Assemblies and Nature
Sunday, December 30, 2018
MIT Wiesner Student Art Gallery
Artists Neil Gaikwad and Isabel Moya Camacho show the contrast between the synthetic and the organic, from a nature-inspired design to a design-inspired nature. Curated exhibition by Sam Hunter Magee and Justin Playl.
Since the Industrial Revolution, the world of design has been dominated by the rigors of manufacturing and mass production. Assembly lines have dictated a world made of parts, framing the imagination of designers who have been trained to think about their objects as assemblies of discrete parts with distinct functions.
But you don't find homogenous material assemblies in nature, where there are no parts, no assemblies. It's a system that gradually varies its functionality by varying one of its properties. Between machine and organism, between assembly and growth, between Henry Ford and Charles Darwin. These two worldviews, analysis and synthesis. Our work is about uniting these two worldviews, moving away from assembly and closer into growth.
Neil Gaikwad, a MIT Arts Scholar, captures the simple complexities of our planet, including glacier landscapes, cultures and burning societal challenges across the world. Neil is a current Phd candidate at the MIT Media Lab focused on Artificial Intelligence and Human Computer Interaction.
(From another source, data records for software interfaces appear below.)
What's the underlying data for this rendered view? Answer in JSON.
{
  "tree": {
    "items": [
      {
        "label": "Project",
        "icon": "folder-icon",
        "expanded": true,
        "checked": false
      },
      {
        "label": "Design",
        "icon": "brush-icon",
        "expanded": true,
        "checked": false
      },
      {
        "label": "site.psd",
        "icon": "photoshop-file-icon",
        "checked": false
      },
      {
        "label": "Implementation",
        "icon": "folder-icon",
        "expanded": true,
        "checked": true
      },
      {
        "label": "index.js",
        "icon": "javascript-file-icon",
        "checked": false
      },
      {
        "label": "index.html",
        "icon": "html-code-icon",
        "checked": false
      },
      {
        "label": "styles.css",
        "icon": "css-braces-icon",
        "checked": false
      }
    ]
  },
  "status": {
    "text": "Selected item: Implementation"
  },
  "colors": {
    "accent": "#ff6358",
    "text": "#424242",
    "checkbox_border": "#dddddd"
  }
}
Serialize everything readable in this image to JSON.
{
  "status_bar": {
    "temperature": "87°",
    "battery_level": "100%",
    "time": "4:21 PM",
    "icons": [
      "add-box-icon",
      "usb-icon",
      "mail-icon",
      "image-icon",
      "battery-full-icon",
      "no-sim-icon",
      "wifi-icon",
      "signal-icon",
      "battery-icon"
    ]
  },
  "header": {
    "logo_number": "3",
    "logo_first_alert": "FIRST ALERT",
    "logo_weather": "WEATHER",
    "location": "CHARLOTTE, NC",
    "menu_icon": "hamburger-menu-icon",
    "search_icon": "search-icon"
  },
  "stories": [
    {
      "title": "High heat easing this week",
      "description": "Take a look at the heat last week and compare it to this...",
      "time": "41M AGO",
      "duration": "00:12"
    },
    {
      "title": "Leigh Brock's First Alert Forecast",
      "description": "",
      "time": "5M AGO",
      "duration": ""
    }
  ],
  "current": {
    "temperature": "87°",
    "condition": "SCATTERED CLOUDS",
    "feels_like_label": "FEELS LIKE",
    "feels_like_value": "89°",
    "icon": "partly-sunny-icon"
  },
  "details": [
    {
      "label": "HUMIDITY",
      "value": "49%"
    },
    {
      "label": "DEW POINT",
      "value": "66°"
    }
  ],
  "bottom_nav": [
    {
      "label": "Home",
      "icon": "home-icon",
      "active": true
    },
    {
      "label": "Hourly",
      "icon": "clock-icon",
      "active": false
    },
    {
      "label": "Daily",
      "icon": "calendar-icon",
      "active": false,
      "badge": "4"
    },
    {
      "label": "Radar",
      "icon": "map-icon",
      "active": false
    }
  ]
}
Isabel Moya Camacho, a MIT Sloan student, explores the boundaries between matter and space, fundamentally expanding and enhancing the ways in which humans interact with the built environment. As an architect and artist, she has been awarded by the Spanish Royal Academy of the Arts and her work is part of the Collection of Fine Arts in the Spain's Biblioteca Nacional.